Next morning I woke up early. I hurried to the international office at Mid-Sweden University, where I was admitted to an MSc programme. The lady at the office, now my colleague Catherine, called someone and few minutes later a tall man with glasses showed up. He said hello and we shook hands. He said ”Let me show you the labs and classrooms.” I was very happy to meet my first classmate. He explained lots of things and answered all my questions. Then he took me to an office and said ”This is my office.” I read the sign on the door – Professor Bengt Oelmann. Professor?
A professor just took the time to casually show me around? Not a classmate, not a student? I was very surprised and embarrassed. Are you reading this Bengt?

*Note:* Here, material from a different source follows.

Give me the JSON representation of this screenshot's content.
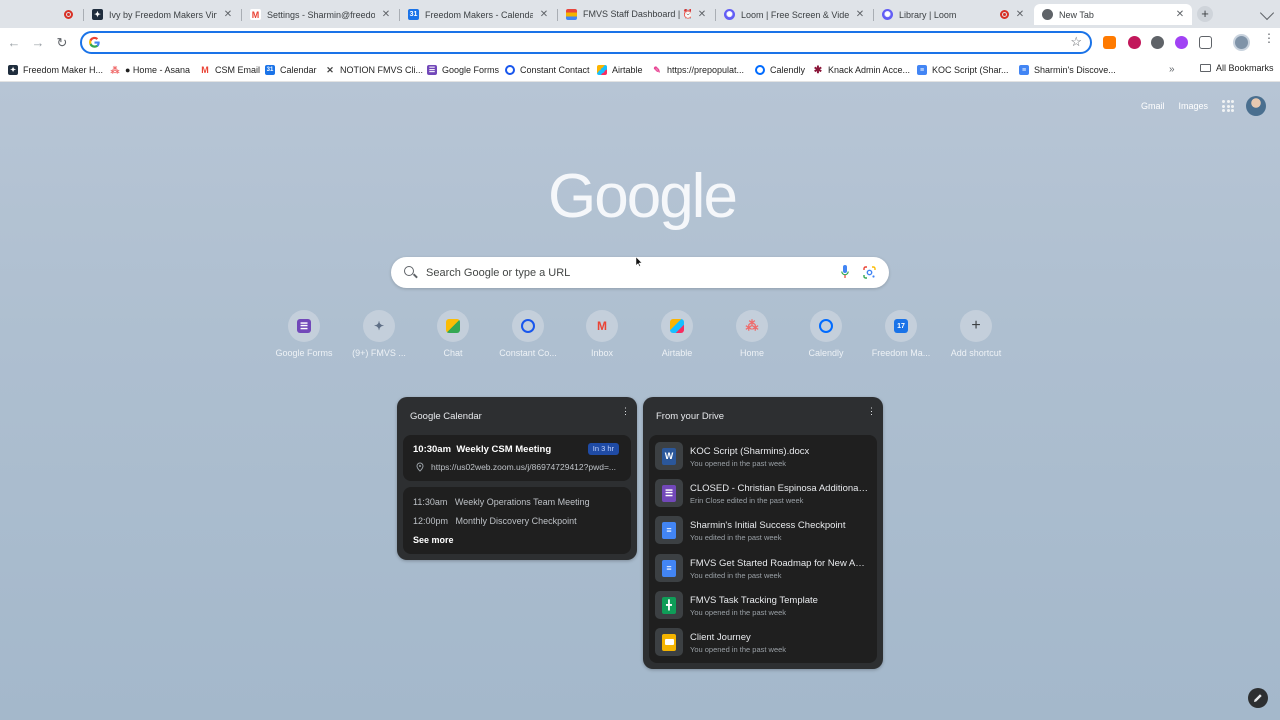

In the days that followed, to my surprise, I got to know a lot of things which are unbelievably different to how they are in Bangladesh, the country I come from. In Sweden, everyone is called by their first names. I was told that it wasn’t necessary to address a teacher as Sir, Professor or Dr… I do not have to send emails to my course teachers asking for an appointment before I knock on their door. Neither do I need to let my teachers go first while queueing in the university restaurants, or leave my seat if I see them standing. It really makes life easier.
Where I come from, the teacher-student relationship is a hierarchical, power relationship. You must respect your teachers, which is often fear in disguise. For example fear of being ridiculed or being yelled-at for asking the wrong question. Or just any question. This distorts the knowledge-sharing environment, or could even destroy it completely.
Years later, as a teacher myself now, when I think about the non-hierarchical nature of Swedish academia (or Swedish society in general), I realize that this exerts beneath-the-surface, beneficial effects on the learning process. I remember, during my first months in Sweden, my teachers corrected me when I addressed them as Sir. They smiled and suggested to call them by their first names. This gave me an immediate ”team” feeling. Rather than a very narrow channel of information exchange as is the case in a hierarchical teaching environment, I experienced a broader sense of knowledge exchange within the team. A team that includes teacher and students aimed at collective enrichment. Throughout my studies, learning resources were easily accessible and teachers were always available for friendly discussions. It was OK to ask questions, make mistakes, to be little late for that 8 o’clock lecture on Monday after a heavy weekend and also, casually, sneak into different research labs to see what they were doing and how they were doing it.
This open, yet very connected, learning environment gave me a feeling that I was a part of something big, which later helped me to find my place as a doctoral candidate in a research group at my university.
Now, when I first meet new students from certain parts of the world, I understand their behaviour. After they call me Sir, I smile and tell them that Sir is not my name. I have a name and they should call me by that.
Some students can’t even believe at first, others can. However, the changes in their faces show that they feel they are now a part of ”the big-picture”, in a non-hierarchical society far, far away from home.
Vice-chairman, SULF’s association of doctoral candidates, SDF